Bellekeno Mine Manager Tim Hall said Steve Taylor, the underground mine trainer from Cantung, did an excellent job, along with Underground Mine Training Manager Bill Dunn and some of the miners and supervisors who work for the mine’s contractor Procon Miners Inc.
The YMTA grads also have become informal ambassadors for mining, showing their communities the benefits of a having a mine, McIntyre said.
In addition to the miners from Mayo, Hall said the other new hires are Whitehorse residents, though one is originally from Haines Junction.
“These young men are walking with a spring in their step and a sparkle in their eye,” McIntyre said. “It actually gives them a leg up. It gives them a future. Not everybody is suited for sitting behind a computer. These guys just love it.”
The 400 metric-ton-per-day Bellekeno Mine is currently being commissioned to begin production of silver-lead-zinc concentrates at an initial rate of 250 tpd.
In early November, McIntyre said startup of production was “imminent.”
He also said he envisions Alexco hiring more YMTA mining grads. “I can see us doing that every year or maybe twice a year,” he added.
Hall said he would “possibly hire another two trainees for underground mining down the road depending on attrition or if Alexco goes to self-mining versus working with a contractor.”
Training simulatorsYMTA, meanwhile, is expanding the scope of its services by bringing training equipment to Yukon Territory.
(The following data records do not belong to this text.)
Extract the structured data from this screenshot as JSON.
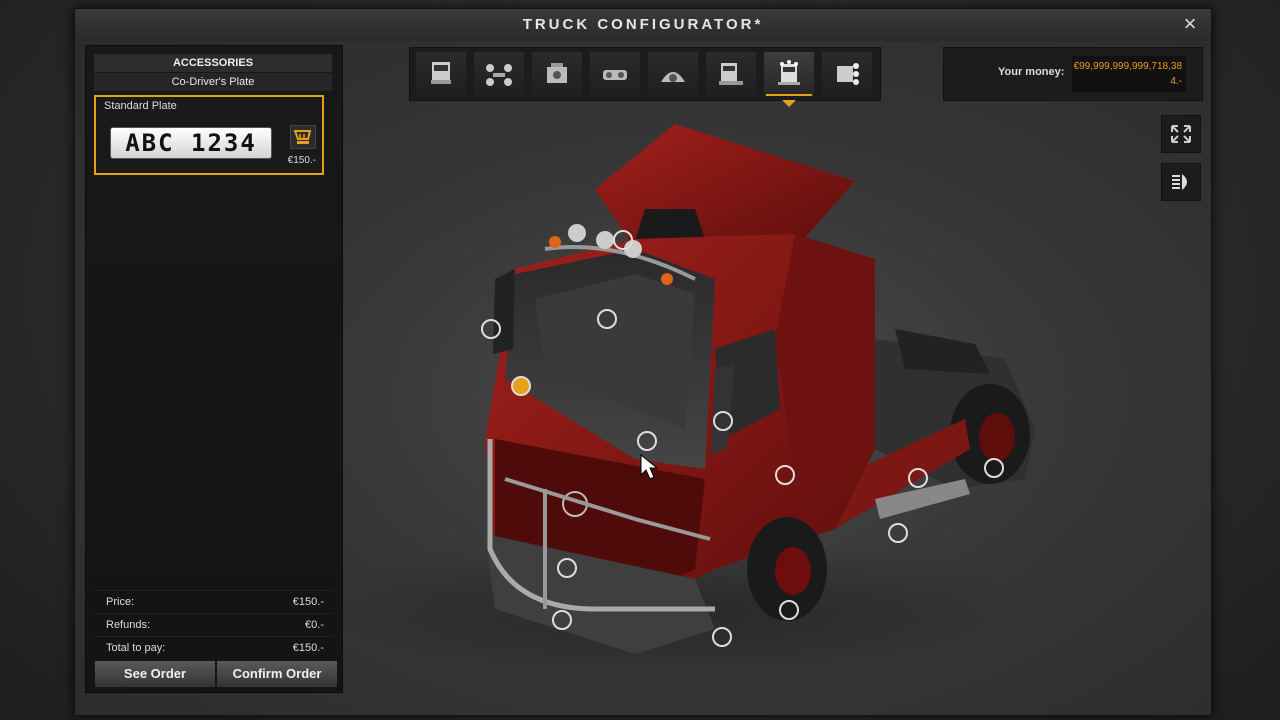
{
  "window": {
    "title": "TRUCK CONFIGURATOR*",
    "close_icon": "×"
  },
  "left_panel": {
    "header": "ACCESSORIES",
    "subheader": "Co-Driver's Plate",
    "item": {
      "title": "Standard Plate",
      "plate_text": "ABC 1234",
      "price": "€150.-"
    },
    "totals": [
      {
        "label": "Price:",
        "value": "€150.-"
      },
      {
        "label": "Refunds:",
        "value": "€0.-"
      },
      {
        "label": "Total to pay:",
        "value": "€150.-"
      }
    ],
    "see_order": "See Order",
    "confirm_order": "Confirm Order"
  },
  "tabs": [
    {
      "icon": "truck-front-icon"
    },
    {
      "icon": "chassis-icon"
    },
    {
      "icon": "engine-icon"
    },
    {
      "icon": "transmission-icon"
    },
    {
      "icon": "interior-icon"
    },
    {
      "icon": "cabin-icon"
    },
    {
      "icon": "accessories-icon",
      "active": true
    },
    {
      "icon": "paint-icon"
    }
  ],
  "money": {
    "label": "Your money:",
    "value": "€99,999,999,999,718,384.-"
  },
  "accent_color": "#e6a11a"
}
This year, the association purchased two mine training simulators. The machines will allow trainees to try operating virtual surface and subsurface heavy equipment, practice safety procedures and difficult techniques in the simulators, and prepare for the challenges they might meet in the field.
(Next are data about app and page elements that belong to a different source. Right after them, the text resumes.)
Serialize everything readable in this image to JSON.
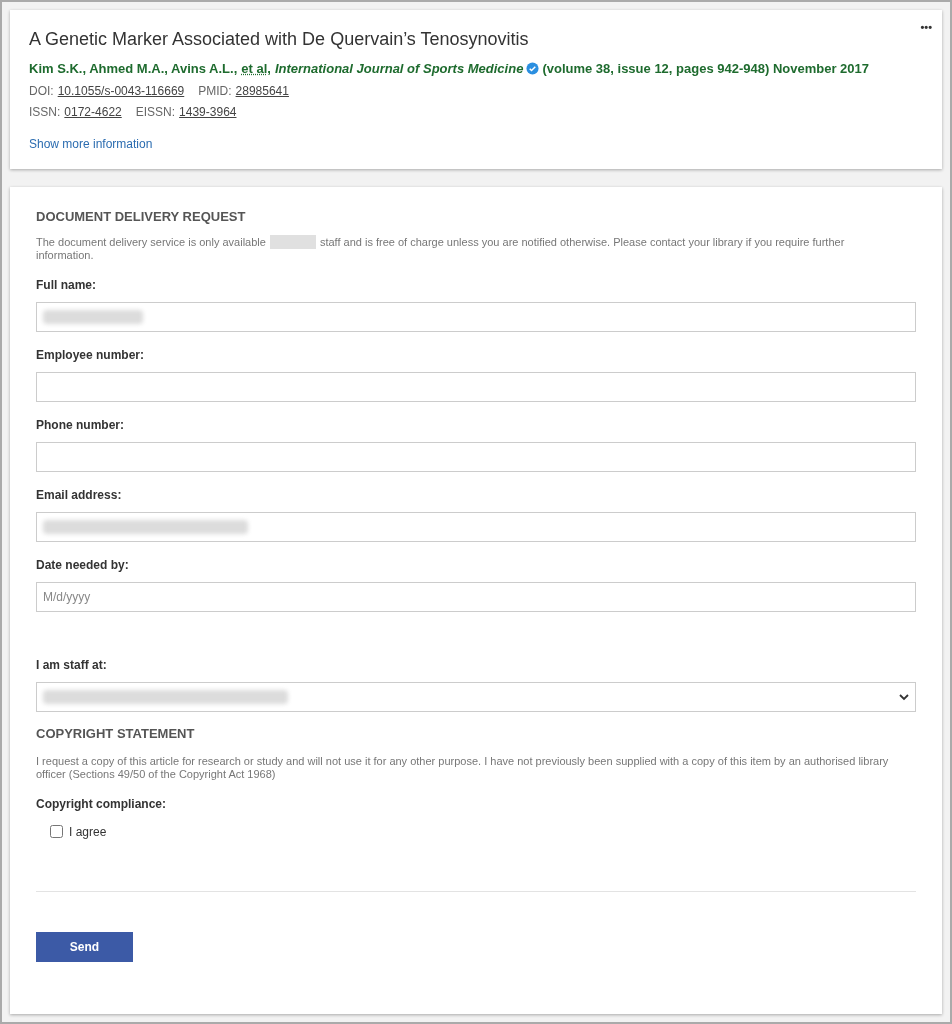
{
  "article": {
    "title": "A Genetic Marker Associated with De Quervain’s Tenosynovitis",
    "authors": "Kim S.K., Ahmed M.A., Avins A.L.,",
    "et_al": "et al",
    "et_al_suffix": ",",
    "journal": "International Journal of Sports Medicine",
    "journal_verified": true,
    "details": "(volume 38, issue 12, pages 942-948) November 2017",
    "identifiers": [
      [
        {
          "label": "DOI:",
          "value": "10.1055/s-0043-116669"
        },
        {
          "label": "PMID:",
          "value": "28985641"
        }
      ],
      [
        {
          "label": "ISSN:",
          "value": "0172-4622"
        },
        {
          "label": "EISSN:",
          "value": "1439-3964"
        }
      ]
    ],
    "more_link": "Show more information",
    "menu": "•••"
  },
  "form": {
    "heading": "DOCUMENT DELIVERY REQUEST",
    "intro_before": "The document delivery service is only available",
    "intro_redacted": true,
    "intro_after": "staff and is free of charge unless you are notified otherwise. Please contact your library if you require further",
    "intro_end": "information.",
    "fields": [
      {
        "kind": "text",
        "label": "Full name:",
        "redacted": true
      },
      {
        "kind": "text",
        "label": "Employee number:",
        "redacted": false
      },
      {
        "kind": "text",
        "label": "Phone number:",
        "redacted": false
      },
      {
        "kind": "text",
        "label": "Email address:",
        "redacted": true
      },
      {
        "kind": "date",
        "label": "Date needed by:",
        "placeholder": "M/d/yyyy",
        "redacted": false
      },
      {
        "kind": "select",
        "label": "I am staff at:",
        "redacted": true
      }
    ],
    "copyright_heading": "COPYRIGHT STATEMENT",
    "copyright_text": "I request a copy of this article for research or study and will not use it for any other purpose. I have not previously been supplied with a copy of this item by an authorised library officer (Sections 49/50 of the Copyright Act 1968)",
    "compliance_label": "Copyright compliance:",
    "agree": {
      "label": "I agree",
      "checked": false
    },
    "send": "Send"
  }
}
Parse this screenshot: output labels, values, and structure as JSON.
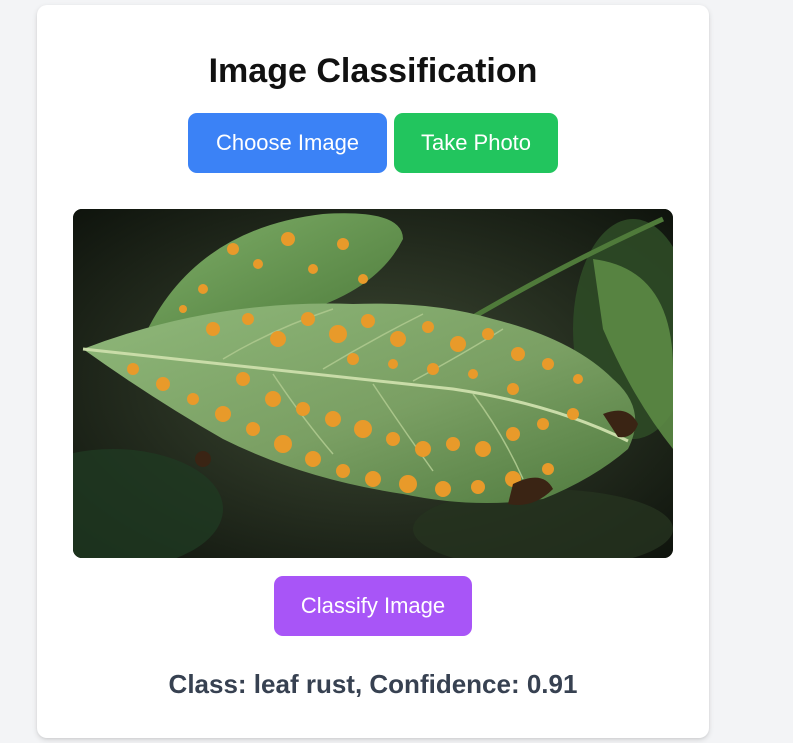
{
  "page": {
    "title": "Image Classification",
    "background_color": "#f3f4f6"
  },
  "buttons": {
    "choose_label": "Choose Image",
    "choose_color": "#3b82f6",
    "take_label": "Take Photo",
    "take_color": "#22c55e",
    "classify_label": "Classify Image",
    "classify_color": "#a855f7"
  },
  "preview": {
    "subject": "coffee leaf with orange rust spots",
    "leaf_color": "#7fa66a",
    "spot_color": "#e89a2a",
    "background_color": "#1c2418"
  },
  "result": {
    "text": "Class: leaf rust, Confidence: 0.91"
  }
}
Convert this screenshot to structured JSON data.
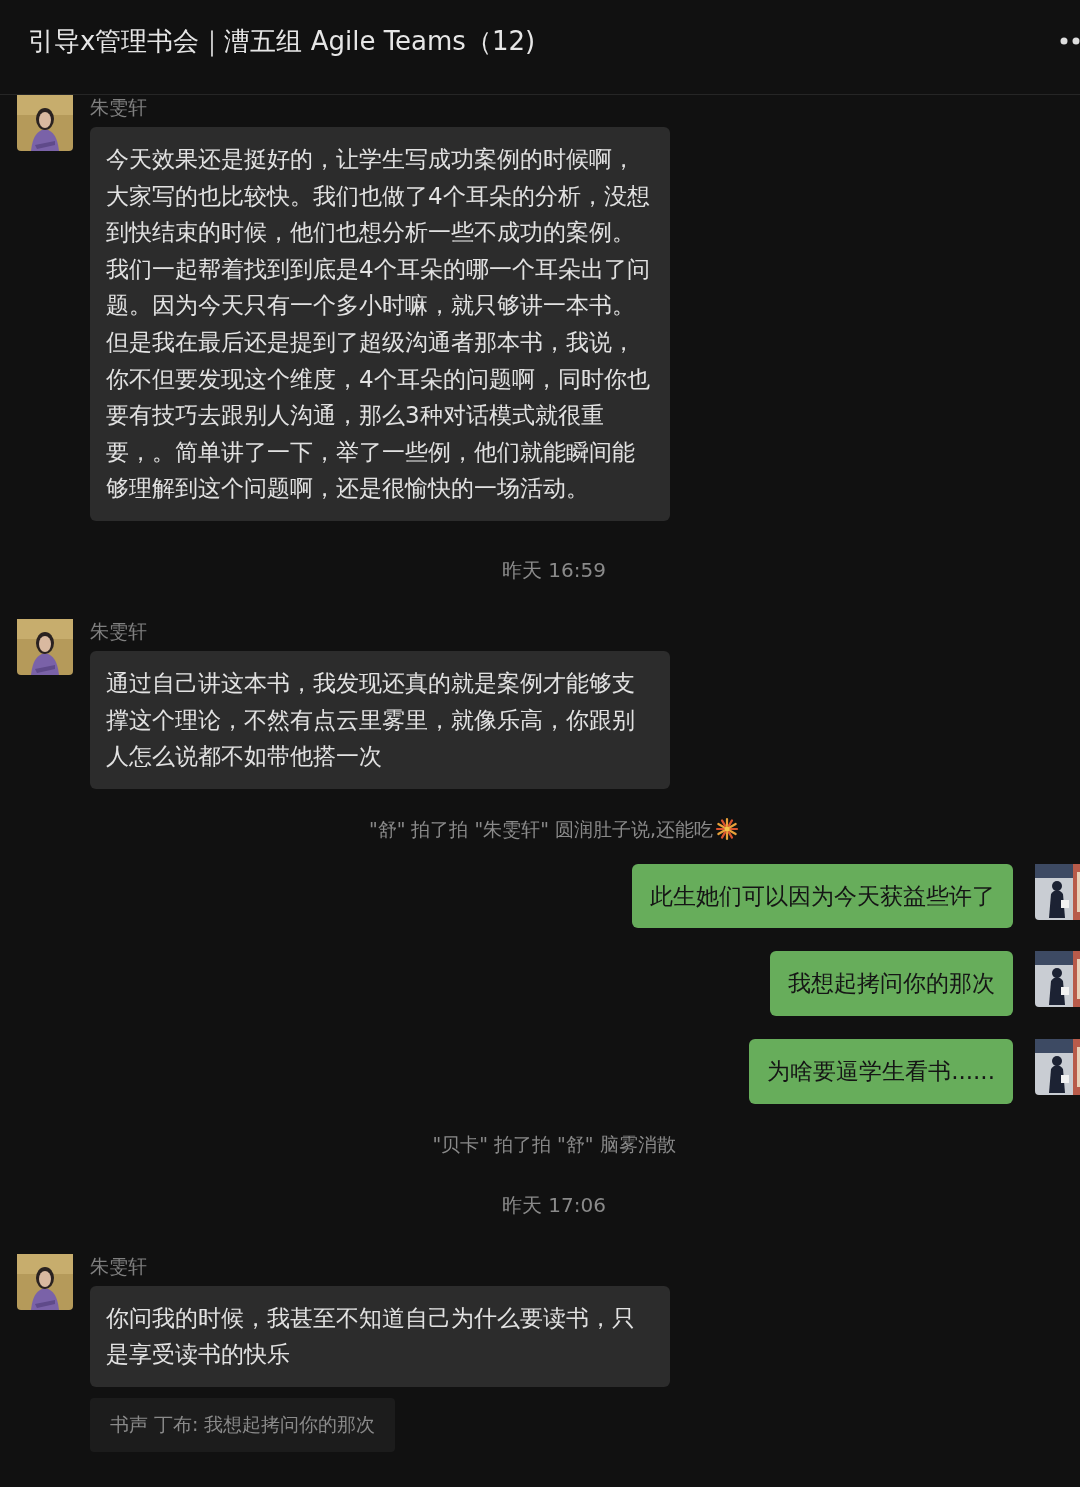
{
  "window": {
    "title": "引导x管理书会｜漕五组 Agile Teams（12)"
  },
  "messages": [
    {
      "kind": "incoming",
      "sender": "朱雯轩",
      "text": "今天效果还是挺好的，让学生写成功案例的时候啊，大家写的也比较快。我们也做了4个耳朵的分析，没想到快结束的时候，他们也想分析一些不成功的案例。我们一起帮着找到到底是4个耳朵的哪一个耳朵出了问题。因为今天只有一个多小时嘛，就只够讲一本书。但是我在最后还是提到了超级沟通者那本书，我说，你不但要发现这个维度，4个耳朵的问题啊，同时你也要有技巧去跟别人沟通，那么3种对话模式就很重要，。简单讲了一下，举了一些例，他们就能瞬间能够理解到这个问题啊，还是很愉快的一场活动。"
    },
    {
      "kind": "time",
      "text": "昨天 16:59"
    },
    {
      "kind": "incoming",
      "sender": "朱雯轩",
      "text": "通过自己讲这本书，我发现还真的就是案例才能够支撑这个理论，不然有点云里雾里，就像乐高，你跟别人怎么说都不如带他搭一次"
    },
    {
      "kind": "system",
      "text": "\"舒\" 拍了拍 \"朱雯轩\" 圆润肚子说,还能吃"
    },
    {
      "kind": "outgoing",
      "text": "此生她们可以因为今天获益些许了"
    },
    {
      "kind": "outgoing",
      "text": "我想起拷问你的那次"
    },
    {
      "kind": "outgoing",
      "text": "为啥要逼学生看书......"
    },
    {
      "kind": "system",
      "text": "\"贝卡\" 拍了拍 \"舒\" 脑雾消散"
    },
    {
      "kind": "time",
      "text": "昨天 17:06"
    },
    {
      "kind": "incoming",
      "sender": "朱雯轩",
      "text": "你问我的时候，我甚至不知道自己为什么要读书，只是享受读书的快乐",
      "quote": "书声 丁布: 我想起拷问你的那次"
    }
  ]
}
The association is also adding a new curriculum for training heavy equipment operators in an initiative funded by Canadian Northern Economic Development Agency’s Community Adjustment Fund. The 12-week course is recognized by the Alberta Government and will be presented by Northern Safety Network Yukon.
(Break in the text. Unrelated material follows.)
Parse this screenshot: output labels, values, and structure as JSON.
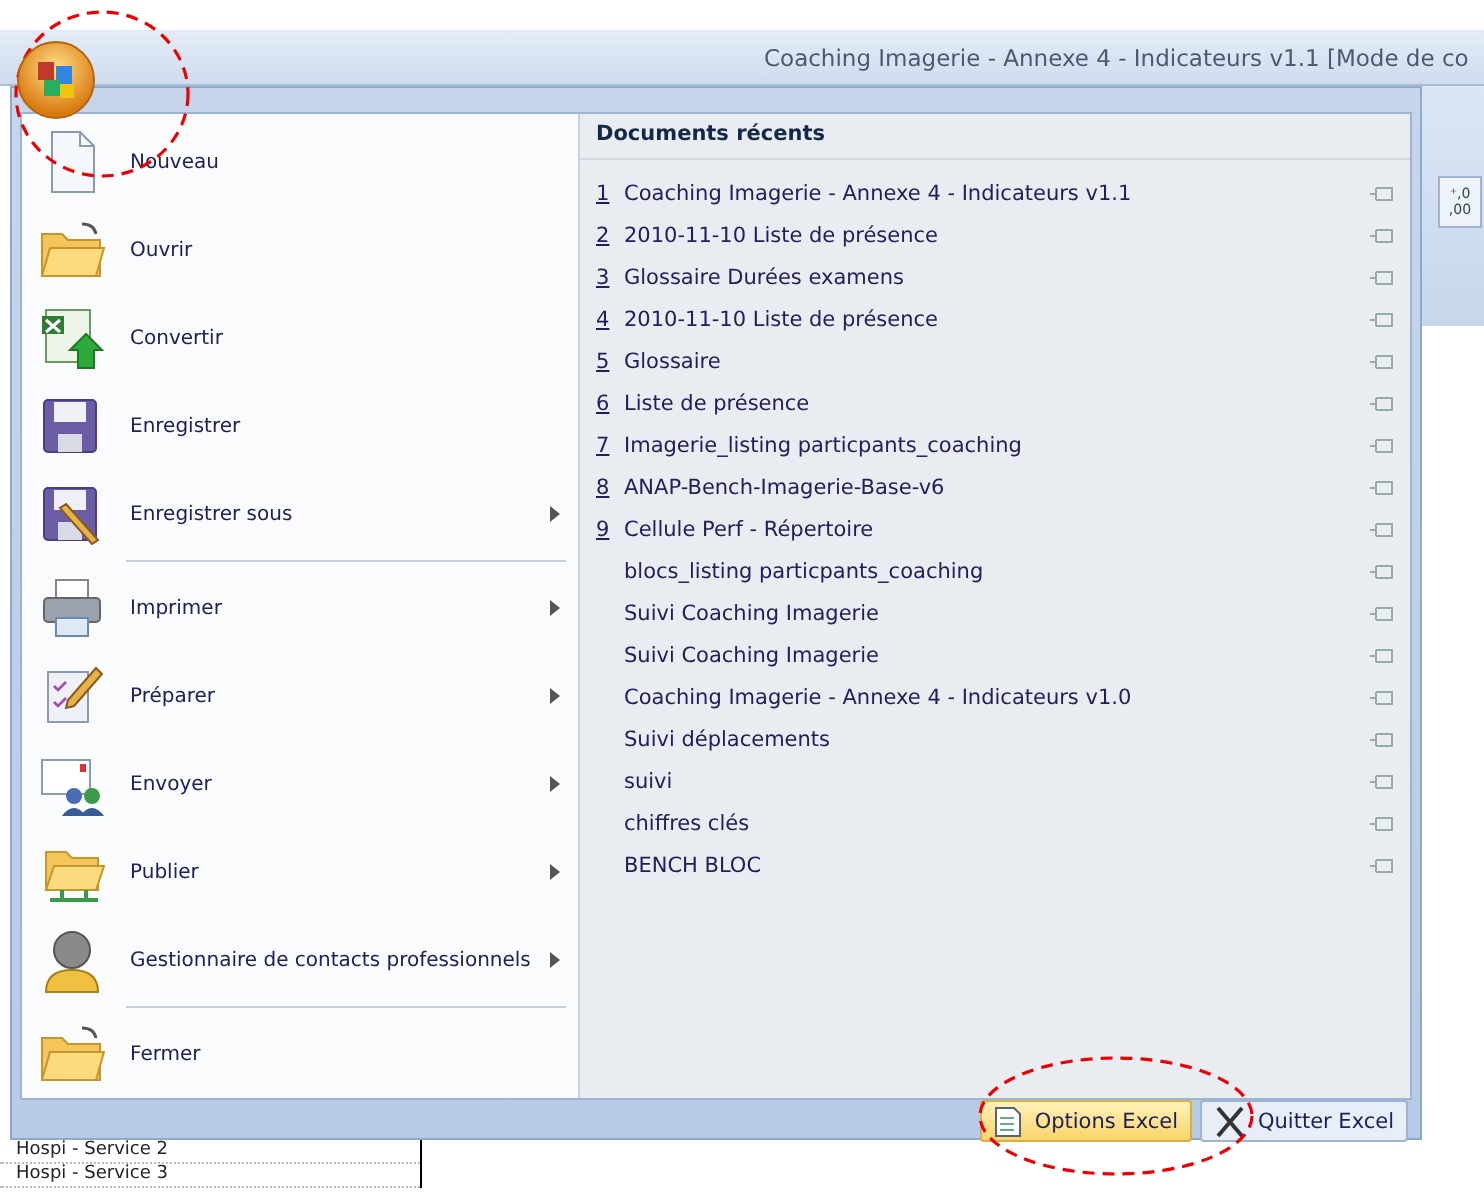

The course focuses on skills building and includes classroom work, basic equipment care and maintenance, and hands-on training for equipment including backhoe loaders. During the course, trainees will master industry tasks like sloping, rigging and cutting grade.
“The course teaches the basic techniques needed for heavy equipment operation, and gives students a chance to develop expertise and experience operating heavy equipment in a theoretical and hands-on environment,” according to Sheila Sergy, executive director of the Northern Safety Network. “Once trainees have achieved certification in basic skills and safety procedures, they are able to perform more safely and efficiently. The delivery of this course in the Yukon will increase skill levels in the territory, build capacity in our communities and create a safer environment on our work sites,” she added.
“The purchase of this and other curricula means that training can be delivered in Yukon at any time,” said Thomas. “YMTA is delighted to have had the funding to be able to purchase these much-needed programs for Yukon and to potentially be available as a funding source to help cover the tuition of this training.”
More offerings, staffAs for 2010–11, Thomas said the association plans to offer 27 training courses and add new staff to meet increased demand for the organization’s services. “It promises to be another exciting year as we expand our program of work with Yukon communities by adding an YMTA representative stationed in the western Yukon,” she said.
Currently, YMTA has three training liaison workers, or TLWs, stationed in communities across the Yukon in Teslin, Carmacks and Watson Lake. TLWs meet with First Nation governments, industry representatives and potential trainees to help identify training needs, offer information about careers, assist in developing projects and proposals, or help with referrals. The association will expand its staff of TLWs and station a worker in one of Yukon’s western communities. Until now, people from the western region seeking information from YMTA have worked with the head office.